Data to process Start Marker
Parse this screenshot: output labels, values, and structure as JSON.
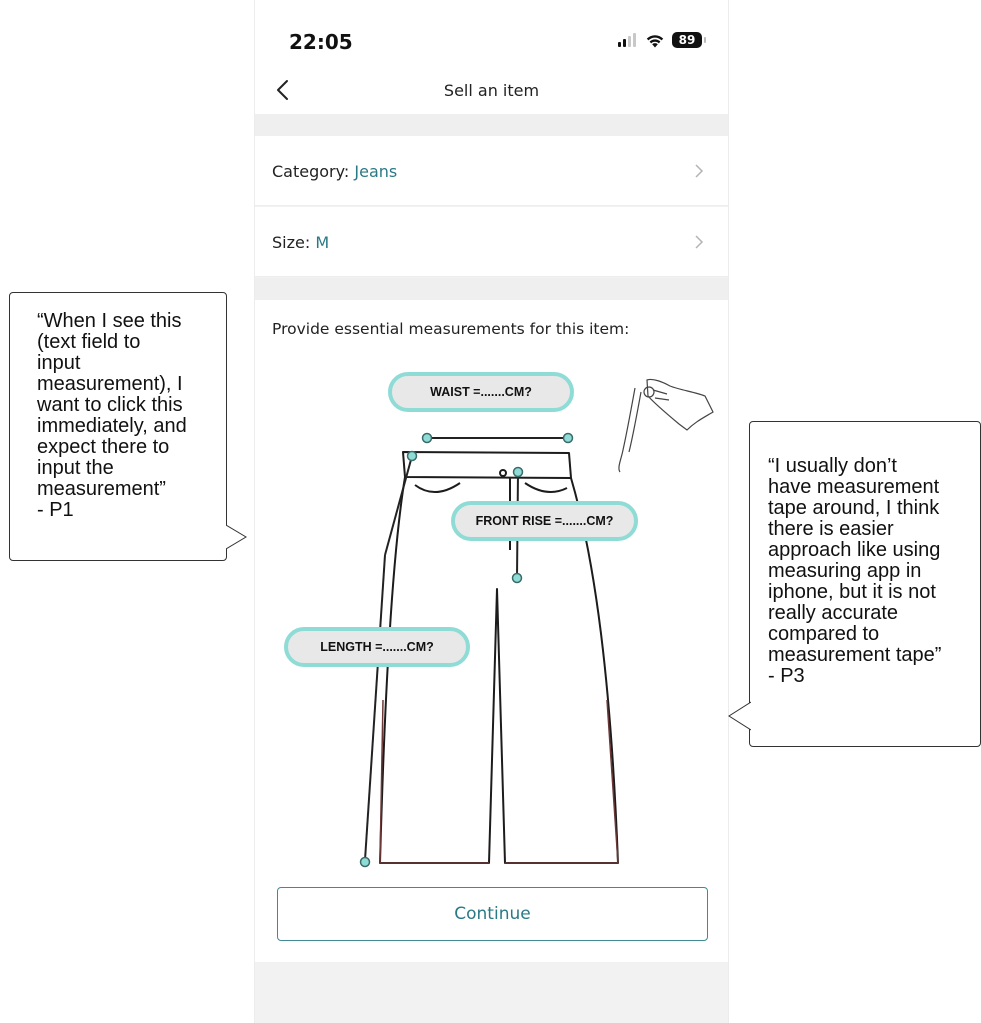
{
  "status_bar": {
    "time": "22:05",
    "battery": "89"
  },
  "nav": {
    "title": "Sell an item"
  },
  "rows": [
    {
      "label": "Category: ",
      "value": "Jeans"
    },
    {
      "label": "Size: ",
      "value": "M"
    }
  ],
  "measurements": {
    "prompt": "Provide essential measurements for this item:",
    "waist_label": "WAIST =.......CM?",
    "front_rise_label": "FRONT RISE  =.......CM?",
    "length_label": "LENGTH  =.......CM?"
  },
  "continue_label": "Continue",
  "annotations": {
    "p1": "“When I see this\n(text field to\ninput\nmeasurement), I\nwant to click this\nimmediately, and\nexpect there to\ninput the\nmeasurement”\n- P1",
    "p3": "“I usually don’t\nhave measurement\ntape around, I think\nthere is easier\napproach like using\nmeasuring app in\niphone, but it is not\nreally accurate\ncompared to\nmeasurement tape”\n- P3"
  },
  "colors": {
    "accent": "#2a7a86",
    "pill_border": "#8fdcd6",
    "dot": "#8fdcd6"
  }
}
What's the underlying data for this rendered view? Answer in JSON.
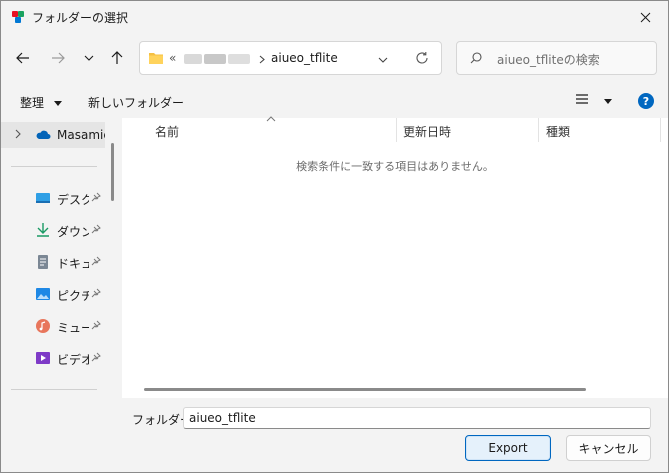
{
  "window": {
    "title": "フォルダーの選択"
  },
  "address_bar": {
    "overflow_marker": "«",
    "current_folder": "aiueo_tflite"
  },
  "search": {
    "placeholder": "aiueo_tfliteの検索"
  },
  "toolbar": {
    "organize": "整理",
    "new_folder": "新しいフォルダー"
  },
  "sidebar": {
    "items": [
      {
        "label": "Masamic",
        "icon": "onedrive-cloud-icon"
      },
      {
        "label": "デスクト",
        "icon": "desktop-icon",
        "pinned": true
      },
      {
        "label": "ダウン[",
        "icon": "download-icon",
        "pinned": true
      },
      {
        "label": "ドキュメ",
        "icon": "document-icon",
        "pinned": true
      },
      {
        "label": "ピクチャ",
        "icon": "picture-icon",
        "pinned": true
      },
      {
        "label": "ミュージ",
        "icon": "music-icon",
        "pinned": true
      },
      {
        "label": "ビデオ",
        "icon": "video-icon",
        "pinned": true
      }
    ]
  },
  "file_list": {
    "columns": [
      "名前",
      "更新日時",
      "種類"
    ],
    "empty_message": "検索条件に一致する項目はありません。"
  },
  "footer": {
    "folder_label": "フォルダー:",
    "folder_value": "aiueo_tflite",
    "export_label": "Export",
    "cancel_label": "キャンセル"
  },
  "colors": {
    "accent": "#0067c0",
    "folder": "#f5c043",
    "help": "#0067c0"
  }
}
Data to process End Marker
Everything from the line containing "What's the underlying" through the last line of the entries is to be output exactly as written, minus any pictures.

What's the underlying data for this rendered view? Answer in JSON.
{
  "window": {
    "title": "フォルダーの選択"
  },
  "address_bar": {
    "overflow_marker": "«",
    "current_folder": "aiueo_tflite"
  },
  "search": {
    "placeholder": "aiueo_tfliteの検索"
  },
  "toolbar": {
    "organize": "整理",
    "new_folder": "新しいフォルダー"
  },
  "sidebar": {
    "items": [
      {
        "label": "Masamic",
        "icon": "onedrive-cloud-icon"
      },
      {
        "label": "デスクト",
        "icon": "desktop-icon",
        "pinned": true
      },
      {
        "label": "ダウン[",
        "icon": "download-icon",
        "pinned": true
      },
      {
        "label": "ドキュメ",
        "icon": "document-icon",
        "pinned": true
      },
      {
        "label": "ピクチャ",
        "icon": "picture-icon",
        "pinned": true
      },
      {
        "label": "ミュージ",
        "icon": "music-icon",
        "pinned": true
      },
      {
        "label": "ビデオ",
        "icon": "video-icon",
        "pinned": true
      }
    ]
  },
  "file_list": {
    "columns": [
      "名前",
      "更新日時",
      "種類"
    ],
    "empty_message": "検索条件に一致する項目はありません。"
  },
  "footer": {
    "folder_label": "フォルダー:",
    "folder_value": "aiueo_tflite",
    "export_label": "Export",
    "cancel_label": "キャンセル"
  },
  "colors": {
    "accent": "#0067c0",
    "folder": "#f5c043",
    "help": "#0067c0"
  }
}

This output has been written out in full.